“Alright,” Merlin replied soothingly to Elaine’s stubborn look. “We’ll just take the cart with us.” Merlin and the young woman approached the main stairway into the castle proper and Elaine prepared to haul the little pull-cart up the steps by herself when the weight tugging on her hand suddenly disappeared. She looked down quickly to find the cart floating about a foot off the ground. Elaine caught the fading glow of gold in Merlin’s eyes.
“Thanks,” said Elaine softly. Merlin merely nodded and they both walked up the stairs, Elaine gently pulling the floating cart behind her. The sorcerer led Elaine through the castle. She could feel the stares of the people they walked past, mostly from the servants. Disapproval radiated from everyone with Elaine’s reappearance in the castle. The young woman resolutely kept her eyes on her feet and followed Merlin.
At the top of some stairs, Elaine felt a sharp sting in the palm of her hand and the cart crashed to the floor with a loud bang. Merlin whirled around and stared at the cart that had just wiggled its way out of his spell. Elaine gave the sorcerer a flat look. She had warned him, after all. The young woman just hoped the thump hadn’t broken a wheel. She hadn’t the money or resources to repair or replace it. A door opened nearby and King Arthur came into the hall. “What was that?” he demanded.
A woman with dark hair and dusky skin appeared in the doorway behind him. “Oh, this must be the young woman Arthur and Morgana were speaking about.” The woman crossed the hallway, the skirt of her gown whispering across the stone, and grabbed Elaine’s hand in a comforting grip. “I’m so glad Merlin was able to catch up to you.” She glanced down at where they touched and frowned. “I don’t feel anything. Her skin is quite dry,” she said to the sorcerer.
Elaine bowed as much as the woman’s hold on her would allow. There was only one person this woman could be, coming from the King’s chambers. “You would not, your majesty,” she greeted the queen. “It is my understanding that only magic users feel my bad luck on my skin. Only my Grandmother ever felt the slime before now.”
“Elaine will be staying with us from now on,” announced Merlin.
“I will stay the night,” corrected Elaine. “But I shall still leave in the morning.”
“This isn’t about that bad luck thing, is it? I still say that is utter nonsense,” declared Arthur.
“Nonsense or not, your majesty, everyone in your castle knows about myself and my bad luck now,” said Elaine. “I cannot stay.”
Guinevere winced and let go of the young woman’s hand. “I hate to say it, but she’s right. None of the servants will accept having her work among them when they think she has bad luck.”
“Which is why she will be working for me,” replied Merlin.

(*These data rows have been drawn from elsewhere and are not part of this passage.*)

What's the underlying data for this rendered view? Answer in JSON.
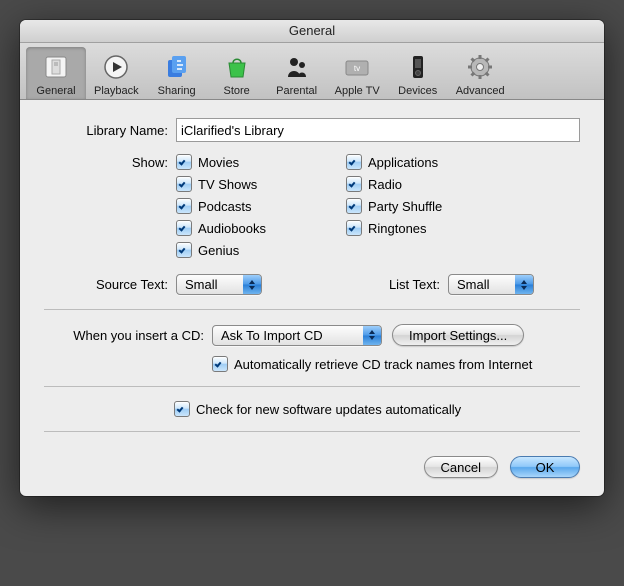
{
  "window": {
    "title": "General"
  },
  "toolbar": {
    "items": [
      {
        "label": "General"
      },
      {
        "label": "Playback"
      },
      {
        "label": "Sharing"
      },
      {
        "label": "Store"
      },
      {
        "label": "Parental"
      },
      {
        "label": "Apple TV"
      },
      {
        "label": "Devices"
      },
      {
        "label": "Advanced"
      }
    ]
  },
  "form": {
    "library_name_label": "Library Name:",
    "library_name_value": "iClarified's Library",
    "show_label": "Show:",
    "show_left": [
      "Movies",
      "TV Shows",
      "Podcasts",
      "Audiobooks",
      "Genius"
    ],
    "show_right": [
      "Applications",
      "Radio",
      "Party Shuffle",
      "Ringtones"
    ],
    "source_text_label": "Source Text:",
    "source_text_value": "Small",
    "list_text_label": "List Text:",
    "list_text_value": "Small",
    "cd_label": "When you insert a CD:",
    "cd_value": "Ask To Import CD",
    "import_settings_btn": "Import Settings...",
    "auto_retrieve": "Automatically retrieve CD track names from Internet",
    "check_updates": "Check for new software updates automatically"
  },
  "buttons": {
    "cancel": "Cancel",
    "ok": "OK"
  }
}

“Bad idea,” muttered Elaine. She was standing in the middle of the greatest people of her age. They told stories around tavern fires about these people. Elaine just wanted them to go away. All she wanted right now was to be shown to the corner she would be allowed to sleep in and to get some rest. It had been a long day.
“I’m sure it will be fine,” said Guinevere soothingly.
“Alright Merlin,” said Arthur briskly. “You’re responsible for her then.”
“Leaving in the morning,” repeated Elaine vainly. They ignored her. Merlin finally showed her to a room and Elaine looked around at the plush bed and carved furniture. The young woman opened her mouth in confusion, took one look at Merlin’s guileless smile, and just thanked the sorcerer with a sigh. When she was alone, Elaine pulled her little cart over in front of the fireplace and lay down on the rug, forgoing the bed. Even when she’d lived with her grandmother, her bed had been a pile of straw with a blanket thrown over it. She and her grandmother had once shared a bed but bugs had eaten through the legs and it had collapsed when Elaine was seven years old. As far as the young woman was concerned, sleeping in the bed now would only invite more bad luck. She didn’t want to give it a chance.
Notes: There will be another chapter tomorrow, I need to match up my posting.